- [Brief] For each line of the data below, test for "this". Report only the number of lines that pass.

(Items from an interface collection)
____________________

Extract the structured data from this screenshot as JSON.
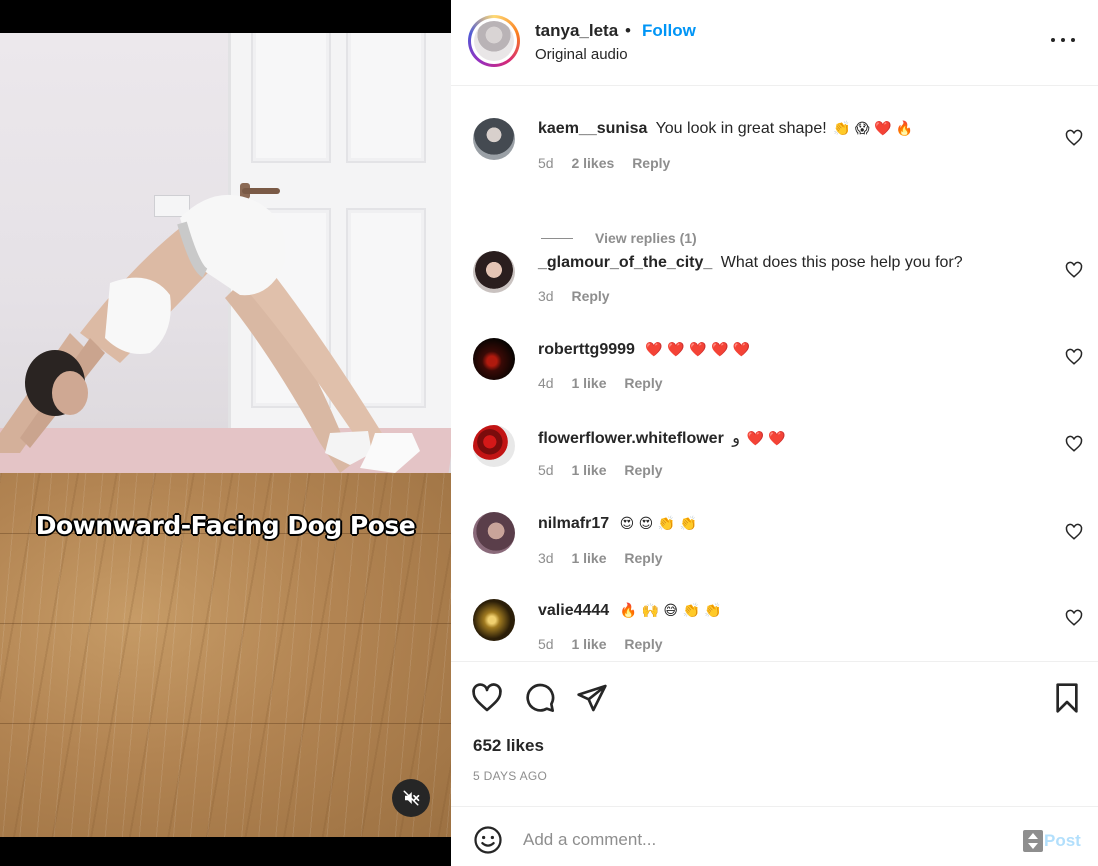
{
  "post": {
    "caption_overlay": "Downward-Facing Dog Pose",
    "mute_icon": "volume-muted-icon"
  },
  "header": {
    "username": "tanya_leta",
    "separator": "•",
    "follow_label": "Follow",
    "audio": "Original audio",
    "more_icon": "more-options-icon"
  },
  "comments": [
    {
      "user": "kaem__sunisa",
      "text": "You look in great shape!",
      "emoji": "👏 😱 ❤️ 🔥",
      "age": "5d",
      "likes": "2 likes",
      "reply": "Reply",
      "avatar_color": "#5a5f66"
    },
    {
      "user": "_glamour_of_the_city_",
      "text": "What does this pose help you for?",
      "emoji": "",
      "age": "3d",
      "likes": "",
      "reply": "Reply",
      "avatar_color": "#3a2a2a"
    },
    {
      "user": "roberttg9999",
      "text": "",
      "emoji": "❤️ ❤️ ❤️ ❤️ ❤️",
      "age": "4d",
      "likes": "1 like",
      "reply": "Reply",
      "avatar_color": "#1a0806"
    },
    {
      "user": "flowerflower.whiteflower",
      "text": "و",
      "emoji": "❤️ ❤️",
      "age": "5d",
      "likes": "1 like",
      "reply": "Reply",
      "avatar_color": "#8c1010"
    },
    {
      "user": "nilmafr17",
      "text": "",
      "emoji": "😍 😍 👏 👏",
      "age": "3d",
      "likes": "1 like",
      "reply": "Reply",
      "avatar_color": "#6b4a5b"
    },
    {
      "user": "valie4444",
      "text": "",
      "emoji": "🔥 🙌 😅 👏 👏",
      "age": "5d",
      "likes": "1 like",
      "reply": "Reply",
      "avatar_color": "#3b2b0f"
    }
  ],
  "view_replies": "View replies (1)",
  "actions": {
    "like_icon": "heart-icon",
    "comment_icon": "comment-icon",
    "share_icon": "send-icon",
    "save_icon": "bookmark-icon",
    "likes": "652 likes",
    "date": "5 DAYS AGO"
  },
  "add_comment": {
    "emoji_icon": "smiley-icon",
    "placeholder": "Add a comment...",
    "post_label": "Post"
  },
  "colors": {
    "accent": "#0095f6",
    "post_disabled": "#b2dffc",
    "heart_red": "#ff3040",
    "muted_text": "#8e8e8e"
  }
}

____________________

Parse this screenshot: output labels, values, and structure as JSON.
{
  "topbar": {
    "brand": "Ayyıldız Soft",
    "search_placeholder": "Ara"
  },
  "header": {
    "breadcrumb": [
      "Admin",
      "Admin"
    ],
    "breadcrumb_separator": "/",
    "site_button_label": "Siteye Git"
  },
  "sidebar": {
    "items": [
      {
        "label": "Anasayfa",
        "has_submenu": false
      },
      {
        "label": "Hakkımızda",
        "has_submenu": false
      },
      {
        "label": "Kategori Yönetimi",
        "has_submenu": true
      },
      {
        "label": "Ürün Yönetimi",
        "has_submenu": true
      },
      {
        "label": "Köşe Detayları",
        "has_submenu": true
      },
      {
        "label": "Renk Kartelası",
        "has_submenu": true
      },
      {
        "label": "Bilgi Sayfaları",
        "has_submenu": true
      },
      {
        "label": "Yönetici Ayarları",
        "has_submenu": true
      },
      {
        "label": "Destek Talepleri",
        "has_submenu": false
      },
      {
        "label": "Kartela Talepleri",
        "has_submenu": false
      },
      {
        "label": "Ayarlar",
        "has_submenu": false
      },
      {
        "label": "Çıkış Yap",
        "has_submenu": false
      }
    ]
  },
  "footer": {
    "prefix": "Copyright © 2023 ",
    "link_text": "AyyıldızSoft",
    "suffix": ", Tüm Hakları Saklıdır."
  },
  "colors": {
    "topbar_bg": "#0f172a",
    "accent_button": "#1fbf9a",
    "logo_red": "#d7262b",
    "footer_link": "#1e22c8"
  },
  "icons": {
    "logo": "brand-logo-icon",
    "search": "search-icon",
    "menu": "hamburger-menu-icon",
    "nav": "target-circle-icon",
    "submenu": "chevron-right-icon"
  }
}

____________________

- [Answer box] 3